Page and application data records:
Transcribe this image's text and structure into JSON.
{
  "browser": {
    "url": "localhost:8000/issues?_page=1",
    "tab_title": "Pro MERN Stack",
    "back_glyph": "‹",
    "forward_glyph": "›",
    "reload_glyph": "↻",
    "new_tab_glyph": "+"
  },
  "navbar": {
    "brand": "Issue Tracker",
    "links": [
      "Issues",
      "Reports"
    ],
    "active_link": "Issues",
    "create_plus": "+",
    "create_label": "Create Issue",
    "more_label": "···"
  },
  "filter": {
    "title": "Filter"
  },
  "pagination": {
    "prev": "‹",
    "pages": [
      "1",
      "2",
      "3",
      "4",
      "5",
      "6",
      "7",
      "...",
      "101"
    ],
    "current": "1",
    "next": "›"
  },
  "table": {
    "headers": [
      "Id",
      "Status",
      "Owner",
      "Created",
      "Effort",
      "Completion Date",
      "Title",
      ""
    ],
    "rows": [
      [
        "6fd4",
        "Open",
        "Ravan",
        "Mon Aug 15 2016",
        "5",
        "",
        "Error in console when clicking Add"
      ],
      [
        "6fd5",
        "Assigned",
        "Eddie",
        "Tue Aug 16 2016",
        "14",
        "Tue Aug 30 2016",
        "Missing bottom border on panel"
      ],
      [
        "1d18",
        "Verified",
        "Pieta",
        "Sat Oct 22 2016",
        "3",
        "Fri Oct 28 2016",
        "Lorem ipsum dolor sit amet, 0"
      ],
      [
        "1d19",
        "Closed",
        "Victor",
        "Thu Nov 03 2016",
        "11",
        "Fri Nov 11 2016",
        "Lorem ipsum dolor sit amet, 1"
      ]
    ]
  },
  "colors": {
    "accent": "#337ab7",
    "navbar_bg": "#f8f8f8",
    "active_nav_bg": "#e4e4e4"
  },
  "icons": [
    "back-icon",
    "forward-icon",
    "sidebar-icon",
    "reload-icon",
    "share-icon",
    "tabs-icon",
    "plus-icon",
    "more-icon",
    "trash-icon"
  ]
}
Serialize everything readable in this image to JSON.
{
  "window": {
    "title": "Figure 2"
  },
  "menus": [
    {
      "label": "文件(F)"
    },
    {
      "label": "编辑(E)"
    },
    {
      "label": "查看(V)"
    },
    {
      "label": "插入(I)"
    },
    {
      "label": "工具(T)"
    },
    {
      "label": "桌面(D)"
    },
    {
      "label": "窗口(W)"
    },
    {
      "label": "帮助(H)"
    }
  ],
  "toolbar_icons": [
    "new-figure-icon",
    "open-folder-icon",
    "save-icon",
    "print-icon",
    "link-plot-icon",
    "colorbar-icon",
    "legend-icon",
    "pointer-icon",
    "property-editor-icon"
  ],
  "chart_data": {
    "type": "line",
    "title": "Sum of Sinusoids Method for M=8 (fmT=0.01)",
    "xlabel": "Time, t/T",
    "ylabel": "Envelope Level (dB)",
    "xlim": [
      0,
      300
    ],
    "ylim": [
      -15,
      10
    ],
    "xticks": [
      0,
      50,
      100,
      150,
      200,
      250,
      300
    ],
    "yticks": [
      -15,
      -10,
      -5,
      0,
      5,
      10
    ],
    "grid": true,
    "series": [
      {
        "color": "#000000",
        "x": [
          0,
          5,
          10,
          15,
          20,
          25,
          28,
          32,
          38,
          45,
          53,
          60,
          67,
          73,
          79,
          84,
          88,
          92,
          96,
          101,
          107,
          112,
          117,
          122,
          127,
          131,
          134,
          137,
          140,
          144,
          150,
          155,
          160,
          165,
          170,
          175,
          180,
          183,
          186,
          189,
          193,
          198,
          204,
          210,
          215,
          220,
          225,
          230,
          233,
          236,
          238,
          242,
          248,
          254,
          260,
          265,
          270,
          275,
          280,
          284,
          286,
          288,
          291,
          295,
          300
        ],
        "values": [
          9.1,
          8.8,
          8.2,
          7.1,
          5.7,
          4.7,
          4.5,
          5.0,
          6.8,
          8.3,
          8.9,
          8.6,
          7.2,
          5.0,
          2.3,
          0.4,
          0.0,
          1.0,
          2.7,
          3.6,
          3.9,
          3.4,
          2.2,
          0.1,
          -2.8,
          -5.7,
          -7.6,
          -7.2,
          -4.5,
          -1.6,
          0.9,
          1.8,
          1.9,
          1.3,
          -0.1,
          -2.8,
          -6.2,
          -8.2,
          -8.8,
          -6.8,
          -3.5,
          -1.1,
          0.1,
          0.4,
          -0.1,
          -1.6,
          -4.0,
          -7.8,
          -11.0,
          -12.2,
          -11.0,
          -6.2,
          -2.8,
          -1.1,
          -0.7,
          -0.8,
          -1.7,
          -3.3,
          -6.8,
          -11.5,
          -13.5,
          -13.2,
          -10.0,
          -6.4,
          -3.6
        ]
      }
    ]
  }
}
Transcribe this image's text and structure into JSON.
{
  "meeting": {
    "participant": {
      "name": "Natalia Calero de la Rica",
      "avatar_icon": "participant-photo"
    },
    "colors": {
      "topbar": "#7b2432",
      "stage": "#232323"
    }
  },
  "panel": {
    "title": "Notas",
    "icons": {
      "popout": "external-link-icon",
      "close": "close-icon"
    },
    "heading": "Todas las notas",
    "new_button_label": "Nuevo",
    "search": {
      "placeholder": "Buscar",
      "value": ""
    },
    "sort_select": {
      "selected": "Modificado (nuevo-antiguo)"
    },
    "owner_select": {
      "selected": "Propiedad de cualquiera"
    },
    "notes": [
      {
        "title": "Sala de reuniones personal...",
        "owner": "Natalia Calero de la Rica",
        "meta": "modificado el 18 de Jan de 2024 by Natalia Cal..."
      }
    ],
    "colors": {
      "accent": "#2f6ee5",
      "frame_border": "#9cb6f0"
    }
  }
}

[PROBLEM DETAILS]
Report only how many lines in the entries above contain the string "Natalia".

[TASK RESULT]
3